Voices echo in what once was a bustling women's fitness center in suburban Cairo. The two-story facility is full of modern equipment, but it's covered with a thin layer of dust.
Sally Salema, 28, opened the gym in 2008 because she wanted a place to exercise without having to worry about men seeing her with her veil off.
The facility included a kids' area and nursery, Salema says, so that mothers could bring their children. There's also a cafe, several classrooms and even a massage room that still smells faintly of lavender.
But Salema had to close the center a few months ago after the membership dropped from 550 women to just 120 in the space of 18 months.
"It started in February [of this year], and then it went downhill from there," Salema says. "But then April was bad, May was horrible; so we just had to shut down."
Salema blames the downturn on the security breakdown that followed the uprising against former President Hosni Mubarak.
Mubarak granted vast powers to the security forces, and they were widely disliked by Egyptians. But most of the country, including the megacity of Cairo, was considered safe.
Since Mubarak's ouster last year, police have been less visible on the streets, and bank robberies, carjackings, kidnappings and other crimes have been on the rise.
The police have come back to the streets to some extent. But the crime, and stories of crime, persist. Stories like that of 27-year-old software engineer Sara El-Rasei, who was robbed by two men while stuck in traffic on a busy highway.
"Almost everybody is suffering from this," says Mohamed Eessa, a manager at G4s Egypt, a private security company.
A Demand For Security
Eessa says his business has gone up about 15 percent since the uprising, and his competition in the sector has doubled.

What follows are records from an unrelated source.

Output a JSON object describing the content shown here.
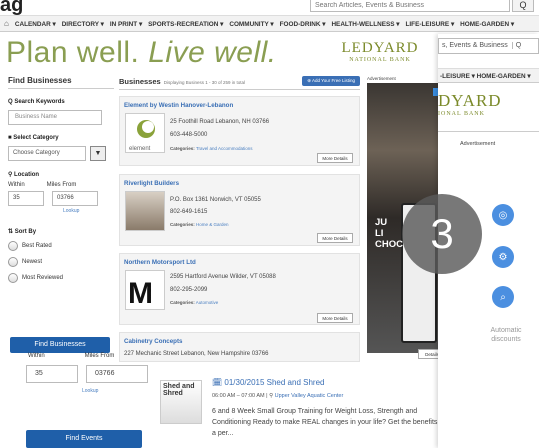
{
  "top_search": {
    "placeholder": "Search Articles, Events & Business",
    "button": "Q"
  },
  "logo_partial": "ag",
  "nav": {
    "home_icon": "home-icon",
    "items": [
      "CALENDAR ▾",
      "DIRECTORY ▾",
      "IN PRINT ▾",
      "SPORTS-RECREATION ▾",
      "COMMUNITY ▾",
      "FOOD-DRINK ▾",
      "HEALTH-WELLNESS ▾",
      "LIFE-LEISURE ▾",
      "HOME-GARDEN ▾"
    ]
  },
  "banner": {
    "slogan_a": "Plan well.",
    "slogan_b": "Live well.",
    "ledyard_big": "LEDYARD",
    "ledyard_small": "NATIONAL BANK"
  },
  "sidebar": {
    "title": "Find Businesses",
    "search_label": "Q Search Keywords",
    "search_placeholder": "Business Name",
    "category_label": "■ Select Category",
    "category_value": "Choose Category",
    "location_label": "⚲ Location",
    "within_label": "Within",
    "miles_label": "Miles From",
    "within_value": "35",
    "zip_value": "03766",
    "lookup": "Lookup",
    "sort_label": "⇅ Sort By",
    "sort_options": [
      "Best Rated",
      "Newest",
      "Most Reviewed"
    ],
    "find_button": "Find Businesses"
  },
  "main": {
    "title": "Businesses",
    "count_text": "Displaying Business 1 - 30 of 259 in total",
    "add_button": "⊕ Add Your Free Listing",
    "listings": [
      {
        "name": "Element by Westin Hanover-Lebanon",
        "addr": "25 Foothill Road Lebanon, NH 03766",
        "phone": "603-448-5000",
        "cat_label": "Categories:",
        "cat": "Travel and Accommodations",
        "more": "More Details",
        "thumb_text": "element"
      },
      {
        "name": "Riverlight Builders",
        "addr": "P.O. Box 1361 Norwich, VT 05055",
        "phone": "802-649-1615",
        "cat_label": "Categories:",
        "cat": "Home & Garden",
        "more": "More Details",
        "thumb_text": ""
      },
      {
        "name": "Northern Motorsport Ltd",
        "addr": "2595 Hartford Avenue Wilder, VT 05088",
        "phone": "802-295-2099",
        "cat_label": "Categories:",
        "cat": "Automotive",
        "more": "More Details",
        "thumb_text": "M"
      },
      {
        "name": "Cabinetry Concepts",
        "addr": "227 Mechanic Street Lebanon, New Hampshire 03766",
        "phone": "",
        "cat_label": "Categories:",
        "cat": "Home & Garden",
        "more": "Details",
        "thumb_text": ""
      }
    ]
  },
  "ads": {
    "label": "Advertisement",
    "ad_text": "JU\nLI\nCHOC"
  },
  "overlay": {
    "search_text": "s, Events & Business",
    "search_btn": "Q",
    "nav_text": "-LEISURE ▾  HOME-GARDEN ▾",
    "ledyard_big": "DYARD",
    "ledyard_small": "IONAL BANK",
    "ad_label": "Advertisement",
    "auto_text": "Automatic discounts"
  },
  "step_badge": "3",
  "lower": {
    "within_label": "Within",
    "miles_label": "Miles From",
    "within_value": "35",
    "zip_value": "03766",
    "lookup": "Lookup",
    "find_events": "Find Events",
    "details_btn": "Details",
    "event": {
      "thumb_text": "Shed and Shred",
      "date_title": "🗓 01/30/2015 Shed and Shred",
      "meta_time": "06:00 AM – 07:00 AM | ⚲",
      "meta_place": "Upper Valley Aquatic Center",
      "desc": "6 and 8 Week Small Group Training for Weight Loss, Strength and Conditioning Ready to make REAL changes in your life? Get the benefits of a per..."
    }
  }
}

He blames a flood of weapons smuggled in from Libya and Sudan for the uptick in armed robberies.
A retired police officer, Eessa says his former colleagues are now hesitant to go after criminals. In some cases, the criminals may outgun the police. Also, many Egyptians believed that police were allowed to act with impunity under the Mubarak government, and that is no longer the case.
"There [were] lots of illegal things to do with your police work [and] illegal ways to get to your target," he says. "Now they have to go by the book, and they are not ready for this."
President Mohamed Morsi insists that the police are now back and working at full capacity. In a recent radio address, he promised that security would be restored to "its utmost level in all parts of Egypt."
In the same broadcast, however, a caller named Mahmoud Abdel-Azim complained that when he went to the police after his car was stolen, they refused to do anything.
"They kept telling me to come tomorrow," Abdel-Azim says. "I eventually found out where the thieves were and informed the officer, but he still kept telling me to come [back] tomorrow."
All these stories about crime with no consequences have Egyptians, especially women, reluctant to travel alone or at night, especially in outer suburbs that are still under construction. That trend is what Sally Salema believes ruined her fitness center business.
"So just having to give it up because of something you can't control, you're forced to accept this," she says.
Salema is now thinking of starting over with a small studio in a more densely populated area, and waiting for things to get better.
Copyright 2012 National Public Radio. To see more, visit http://www.npr.org/.